**WORK INSTRUCTION**
Return every entry exactly.

**Dataset items**
★ ★ ★ ★ ★ ★ ★
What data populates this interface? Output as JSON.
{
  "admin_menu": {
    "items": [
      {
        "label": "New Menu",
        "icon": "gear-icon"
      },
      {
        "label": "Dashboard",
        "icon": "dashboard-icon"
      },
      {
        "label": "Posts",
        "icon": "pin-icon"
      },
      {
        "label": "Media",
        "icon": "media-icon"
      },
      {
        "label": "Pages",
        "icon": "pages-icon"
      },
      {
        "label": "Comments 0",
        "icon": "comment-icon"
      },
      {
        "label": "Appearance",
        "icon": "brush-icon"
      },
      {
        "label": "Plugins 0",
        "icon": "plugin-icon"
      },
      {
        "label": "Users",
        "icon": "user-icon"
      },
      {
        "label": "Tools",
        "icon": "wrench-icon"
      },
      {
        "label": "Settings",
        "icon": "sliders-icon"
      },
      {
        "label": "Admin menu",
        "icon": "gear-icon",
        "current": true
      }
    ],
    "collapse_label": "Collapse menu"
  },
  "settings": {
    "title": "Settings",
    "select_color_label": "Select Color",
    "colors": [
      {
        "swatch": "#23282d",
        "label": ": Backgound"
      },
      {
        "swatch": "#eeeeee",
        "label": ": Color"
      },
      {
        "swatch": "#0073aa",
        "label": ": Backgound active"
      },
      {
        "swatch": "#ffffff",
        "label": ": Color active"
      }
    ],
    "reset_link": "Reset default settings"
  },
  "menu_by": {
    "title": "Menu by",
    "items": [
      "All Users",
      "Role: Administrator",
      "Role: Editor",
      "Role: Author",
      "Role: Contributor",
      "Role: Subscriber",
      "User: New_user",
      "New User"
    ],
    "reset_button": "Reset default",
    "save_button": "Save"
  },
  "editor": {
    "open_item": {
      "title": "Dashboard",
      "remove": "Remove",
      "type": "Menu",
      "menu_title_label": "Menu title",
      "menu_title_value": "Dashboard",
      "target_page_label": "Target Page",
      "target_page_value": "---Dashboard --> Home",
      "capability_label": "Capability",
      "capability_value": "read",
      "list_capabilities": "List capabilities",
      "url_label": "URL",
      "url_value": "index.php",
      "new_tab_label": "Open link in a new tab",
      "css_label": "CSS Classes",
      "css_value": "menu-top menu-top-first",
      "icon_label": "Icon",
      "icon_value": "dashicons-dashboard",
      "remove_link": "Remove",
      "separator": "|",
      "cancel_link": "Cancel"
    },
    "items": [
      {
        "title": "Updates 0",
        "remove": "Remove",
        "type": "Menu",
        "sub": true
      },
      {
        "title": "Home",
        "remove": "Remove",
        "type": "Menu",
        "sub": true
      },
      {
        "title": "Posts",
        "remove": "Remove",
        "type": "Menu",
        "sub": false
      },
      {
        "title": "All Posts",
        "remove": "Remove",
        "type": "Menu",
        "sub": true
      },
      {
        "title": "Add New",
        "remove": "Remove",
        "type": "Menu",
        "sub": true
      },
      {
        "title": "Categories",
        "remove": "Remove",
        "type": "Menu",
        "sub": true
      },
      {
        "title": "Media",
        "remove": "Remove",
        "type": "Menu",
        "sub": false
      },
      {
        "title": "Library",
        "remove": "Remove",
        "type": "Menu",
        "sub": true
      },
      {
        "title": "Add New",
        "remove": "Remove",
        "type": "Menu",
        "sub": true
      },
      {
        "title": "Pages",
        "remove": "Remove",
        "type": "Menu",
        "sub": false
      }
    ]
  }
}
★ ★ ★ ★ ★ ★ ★
**TASK ANSWER**
What data populates this interface? Output as JSON.
{
  "admin_menu": {
    "items": [
      {
        "label": "New Menu",
        "icon": "gear-icon"
      },
      {
        "label": "Dashboard",
        "icon": "dashboard-icon"
      },
      {
        "label": "Posts",
        "icon": "pin-icon"
      },
      {
        "label": "Media",
        "icon": "media-icon"
      },
      {
        "label": "Pages",
        "icon": "pages-icon"
      },
      {
        "label": "Comments 0",
        "icon": "comment-icon"
      },
      {
        "label": "Appearance",
        "icon": "brush-icon"
      },
      {
        "label": "Plugins 0",
        "icon": "plugin-icon"
      },
      {
        "label": "Users",
        "icon": "user-icon"
      },
      {
        "label": "Tools",
        "icon": "wrench-icon"
      },
      {
        "label": "Settings",
        "icon": "sliders-icon"
      },
      {
        "label": "Admin menu",
        "icon": "gear-icon",
        "current": true
      }
    ],
    "collapse_label": "Collapse menu"
  },
  "settings": {
    "title": "Settings",
    "select_color_label": "Select Color",
    "colors": [
      {
        "swatch": "#23282d",
        "label": ": Backgound"
      },
      {
        "swatch": "#eeeeee",
        "label": ": Color"
      },
      {
        "swatch": "#0073aa",
        "label": ": Backgound active"
      },
      {
        "swatch": "#ffffff",
        "label": ": Color active"
      }
    ],
    "reset_link": "Reset default settings"
  },
  "menu_by": {
    "title": "Menu by",
    "items": [
      "All Users",
      "Role: Administrator",
      "Role: Editor",
      "Role: Author",
      "Role: Contributor",
      "Role: Subscriber",
      "User: New_user",
      "New User"
    ],
    "reset_button": "Reset default",
    "save_button": "Save"
  },
  "editor": {
    "open_item": {
      "title": "Dashboard",
      "remove": "Remove",
      "type": "Menu",
      "menu_title_label": "Menu title",
      "menu_title_value": "Dashboard",
      "target_page_label": "Target Page",
      "target_page_value": "---Dashboard --> Home",
      "capability_label": "Capability",
      "capability_value": "read",
      "list_capabilities": "List capabilities",
      "url_label": "URL",
      "url_value": "index.php",
      "new_tab_label": "Open link in a new tab",
      "css_label": "CSS Classes",
      "css_value": "menu-top menu-top-first",
      "icon_label": "Icon",
      "icon_value": "dashicons-dashboard",
      "remove_link": "Remove",
      "separator": "|",
      "cancel_link": "Cancel"
    },
    "items": [
      {
        "title": "Updates 0",
        "remove": "Remove",
        "type": "Menu",
        "sub": true
      },
      {
        "title": "Home",
        "remove": "Remove",
        "type": "Menu",
        "sub": true
      },
      {
        "title": "Posts",
        "remove": "Remove",
        "type": "Menu",
        "sub": false
      },
      {
        "title": "All Posts",
        "remove": "Remove",
        "type": "Menu",
        "sub": true
      },
      {
        "title": "Add New",
        "remove": "Remove",
        "type": "Menu",
        "sub": true
      },
      {
        "title": "Categories",
        "remove": "Remove",
        "type": "Menu",
        "sub": true
      },
      {
        "title": "Media",
        "remove": "Remove",
        "type": "Menu",
        "sub": false
      },
      {
        "title": "Library",
        "remove": "Remove",
        "type": "Menu",
        "sub": true
      },
      {
        "title": "Add New",
        "remove": "Remove",
        "type": "Menu",
        "sub": true
      },
      {
        "title": "Pages",
        "remove": "Remove",
        "type": "Menu",
        "sub": false
      }
    ]
  }
}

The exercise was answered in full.